### TASK OBJECTIVE
Go through the listing below and repeat it exactly, omitting each picture.

⟨

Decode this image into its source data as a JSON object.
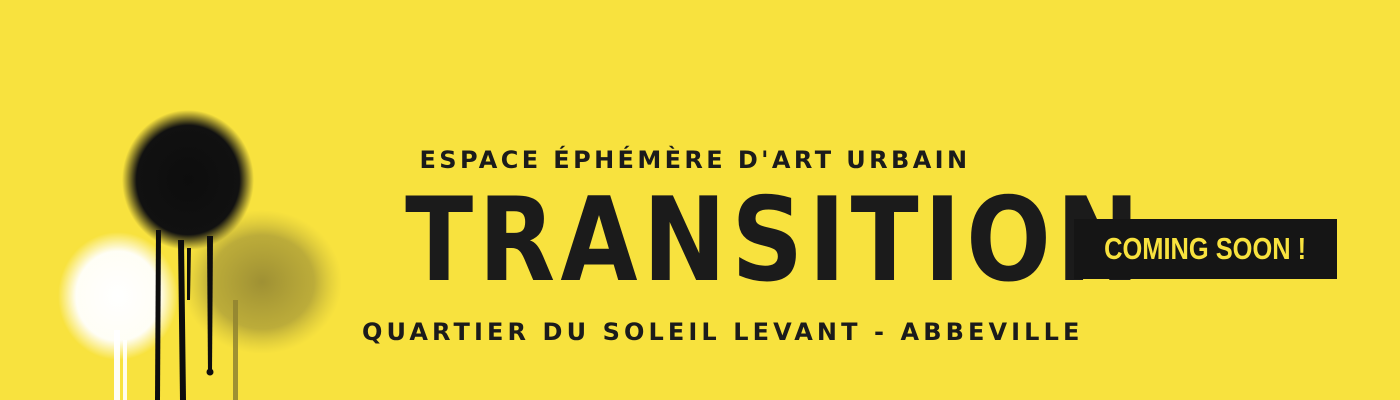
{
  "banner": {
    "tagline_top": "ESPACE ÉPHÉMÈRE D'ART URBAIN",
    "title": "TRANSITION",
    "tagline_bottom": "QUARTIER DU SOLEIL LEVANT - ABBEVILLE",
    "badge_label": "COMING SOON !"
  },
  "colors": {
    "background": "#f8e23e",
    "text": "#1b1b1b",
    "badge_background": "#151515",
    "badge_text": "#f8e23e",
    "spray_black": "#0d0d0d",
    "spray_white": "#ffffff",
    "spray_olive": "#a89a38"
  },
  "decoration": {
    "icon": "spray-paint-drips-icon"
  }
}
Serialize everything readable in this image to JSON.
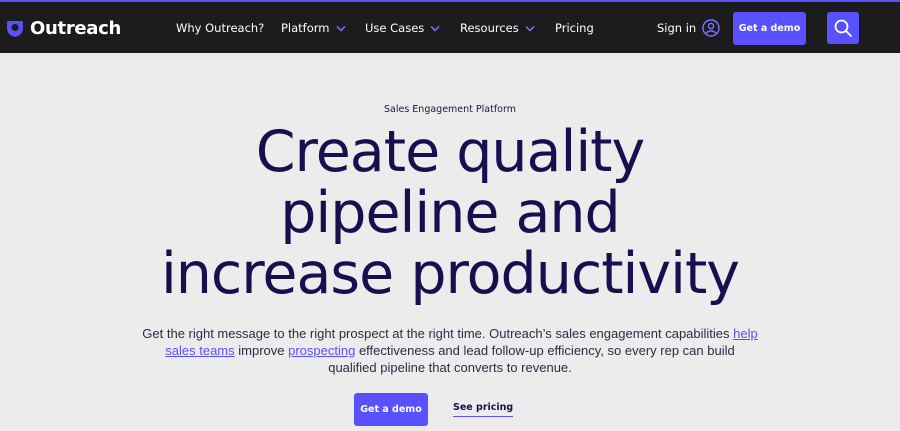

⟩

### OUTPUT FOR THIS TASK
Decode this image into its source data as a JSON object.
{
  "banner": {
    "tagline_top": "ESPACE ÉPHÉMÈRE D'ART URBAIN",
    "title": "TRANSITION",
    "tagline_bottom": "QUARTIER DU SOLEIL LEVANT - ABBEVILLE",
    "badge_label": "COMING SOON !"
  },
  "colors": {
    "background": "#f8e23e",
    "text": "#1b1b1b",
    "badge_background": "#151515",
    "badge_text": "#f8e23e",
    "spray_black": "#0d0d0d",
    "spray_white": "#ffffff",
    "spray_olive": "#a89a38"
  },
  "decoration": {
    "icon": "spray-paint-drips-icon"
  }
}
Serialize everything readable in this image to JSON.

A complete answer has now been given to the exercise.